  • Digital exclusion

Though the MTD bridging software is made to be client-friendly and easy to be manipulated and analysed, it can never be denied there are still people who aren’t that knowledgeable or truly clueless when it comes to the digital world.

That’s why if there’s a major thing that can be considered as a disadvantage of the MTD, that’s the digital exclusion. This could be due to having no access to any gadgets, no knowledge of digital manipulation, and so on.

 

  • The transition from traditional to digital

The transition from the traditional to a digitised tax system is not that easy. Accounting staffs might have a year of pending paperwork and the sudden change from the manual or the traditional to digital could add loads of work to them.

 

  • More possible fines due to missing the quarterly taxes

Since the tax obligations are to be passed quarterly, there’s more possibility of having fines if and only if the taxpayers won’t be able to meet the quarterly deadlines. Even the tax system changes, the fines or charges for delayed or unattended tax duties will remain.

 

Now that the Making Tax Digital will be fully implemented in April 2019, there would possibly be more to add on the list of the MTD’s pros and cons.

Will this be a success for the HMRC and the United Kingdom in general?

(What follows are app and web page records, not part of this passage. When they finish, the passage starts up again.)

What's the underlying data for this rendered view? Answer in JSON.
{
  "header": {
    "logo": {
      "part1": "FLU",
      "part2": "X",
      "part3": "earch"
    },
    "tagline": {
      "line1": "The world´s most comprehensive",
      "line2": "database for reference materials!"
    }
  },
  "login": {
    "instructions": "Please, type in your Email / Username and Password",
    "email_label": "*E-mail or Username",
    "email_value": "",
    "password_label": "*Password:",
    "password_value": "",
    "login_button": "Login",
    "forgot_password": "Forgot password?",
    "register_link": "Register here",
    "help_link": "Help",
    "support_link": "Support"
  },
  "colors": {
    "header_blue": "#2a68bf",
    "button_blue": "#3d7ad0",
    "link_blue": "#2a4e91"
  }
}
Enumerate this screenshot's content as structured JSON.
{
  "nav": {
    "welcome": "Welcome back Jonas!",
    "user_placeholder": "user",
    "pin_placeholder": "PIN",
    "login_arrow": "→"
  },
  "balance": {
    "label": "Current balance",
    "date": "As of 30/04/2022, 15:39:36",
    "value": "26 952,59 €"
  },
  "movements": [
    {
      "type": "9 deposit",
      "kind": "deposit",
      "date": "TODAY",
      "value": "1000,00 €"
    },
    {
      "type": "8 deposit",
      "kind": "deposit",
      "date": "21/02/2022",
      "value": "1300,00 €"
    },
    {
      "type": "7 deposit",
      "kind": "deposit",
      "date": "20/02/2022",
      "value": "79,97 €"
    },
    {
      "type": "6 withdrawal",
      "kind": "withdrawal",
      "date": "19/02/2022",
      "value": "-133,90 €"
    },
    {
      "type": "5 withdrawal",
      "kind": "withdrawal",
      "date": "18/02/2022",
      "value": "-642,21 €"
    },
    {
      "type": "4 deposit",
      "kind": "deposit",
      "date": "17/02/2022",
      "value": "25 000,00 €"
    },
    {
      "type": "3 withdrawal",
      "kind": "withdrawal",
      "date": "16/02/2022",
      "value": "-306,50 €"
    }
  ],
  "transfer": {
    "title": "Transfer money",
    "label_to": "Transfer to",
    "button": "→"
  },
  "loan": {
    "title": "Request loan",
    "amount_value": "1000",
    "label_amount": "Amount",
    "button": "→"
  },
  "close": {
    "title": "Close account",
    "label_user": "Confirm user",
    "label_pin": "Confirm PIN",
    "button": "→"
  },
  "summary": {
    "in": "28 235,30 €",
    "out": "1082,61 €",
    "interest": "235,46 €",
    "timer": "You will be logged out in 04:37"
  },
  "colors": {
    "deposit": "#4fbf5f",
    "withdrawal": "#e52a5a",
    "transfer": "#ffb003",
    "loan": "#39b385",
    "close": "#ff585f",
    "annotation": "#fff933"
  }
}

Will this HMRC’s initiative be a message in the bottle to other tax administrations to innovate as well? Or will this bring chaos in the tax system?